I stood there quietly and saw that to my shock, Grant was right. I had totally missed it. I had totally and completely missed it.

The little shreds had meant something. She was trying to accomplish something.

That’s when I heard the happy voice down the hall exclaim again, “I did it Mommy! I DID IT!”

I looked at Grant and with tears in my eyes said, Grant, I didn’t even see it.”

“Come here!” I called to the little voice and she ran out of her room ever so proudly. I got down on my knees and said, “Momma is so proud of you for putting the toilet paper roll on the holder. What a good helper you are to Mommy. Thank you so much!”

I gave her the biggest hug and showered her with kisses and she beamed from head to toe before I sent her back to bed.

As I got back on the bathroom floor to finish cleaning up, my heart felt much like the tiny shreds of tissue I threw in the waste basket. I had almost missed it.

Seeing With New Eyes

When you are a mom of young children, it can be so easy to get wrapped up in all the doing. There are so many daily needs and demands that little people require of you, that it can often be hard to see beyond the task at hand.

But as moms who have been transformed by Christ, we must ask the Lord to help us see beyond the daily routine, to the hearts of our children.

Mothering isn’t just doing, it is seeing.

In Matthew chapter 19, wedged between Jesus’ teaching on divorce and sharing the gospel with a rich young man, is the account of Jesus blessing the little children (see also Mark 10 and Luke 18).

People (presumably parents) were bringing children to Jesus that “he might touch them.” The disciples sized up the situation and they acted accordingly. These children were a distraction to Jesus’ ministry and they promptly “rebuked the people.”

Jesus however, didn’t see the situation that way. Instead, He was indignant at his disciples for their actions and exclaimed, “Let the little children come to me, for such belongs the kingdom of heaven.”

I know many of us know this story, but do we as moms really know it?

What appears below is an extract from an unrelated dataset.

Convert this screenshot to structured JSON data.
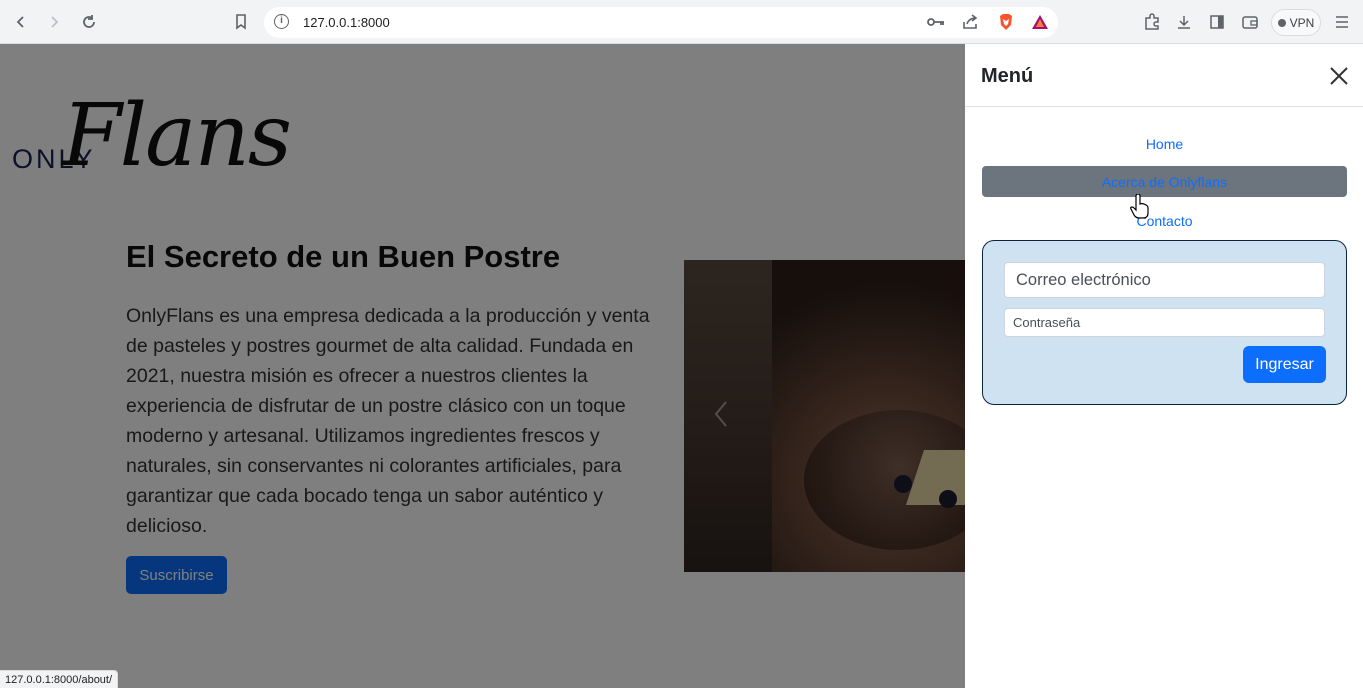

Throughout His earthly ministry Jesus was always doing this…always seeing beyond the circumstance at hand. Seeing beyond the disease. Beyond the storm. Beyond pangs of hunger and bread and fish.

Almost as if He had a completely different set of eyes for every situation.

Which He did.

And He does.

He has eyes that pierce the depths.

I cannot tell you how many times my mind has thought about that shredded roll of toilet paper this week. It was a stark reminder that without the Lord’s help I cannot see beyond the temporal with my children. I need to really see not just do.

I’m not just managing little ones. Even though I am doing that. I’m not just getting through the routine of the day and making sure everyone is fed and clothed and (hopefully) rested.

I am shepherding the souls of children who will never die.

The beauty of the gospel is that He has given me new eyes and a new heart. I have been transformed and am being transformed by the power of the Holy Spirit and truth of His perfect Word.

I don’t have to just clean up shredded toilet paper, wet shoes, or melted crayons. With His help, I can see hearts that need love, training, and the forgiveness of Jesus.

I have the privilege of not just doing, but really seeing.

What a journey this is. What a joy. I am laughing along the way, I am crying, I am growing, and I am learning to see.

9 thoughts on “Learning to See: On Motherhood & Melted Crayons

  1. Angie says:

    Love this story and your reflections. Reminds me a bit of a moment in my own childhood. My grandfather passed away after a long illness when I was 4. My dad asked me at the time if I was sad he had passed; after thinking for a bit, I said “no, I’m happy.” He started to get upset, until my mom stopped him and asked me why I was happy. “Because Grandpa is in Heaven with Jesus and God and he’s not suffering now,” I answered. It’s amazing how little ones think sometimes.

Leave a Reply

Fill in your details below or click an icon to log in:

WordPress.com Logo

You are commenting using your WordPress.com account. Log Out / Change )

Twitter picture

You are commenting using your Twitter account. Log Out / Change )

Facebook photo

You are commenting using your Facebook account. Log Out / Change )

Google+ photo

You are commenting using your Google+ account. Log Out / Change )

Connecting to %s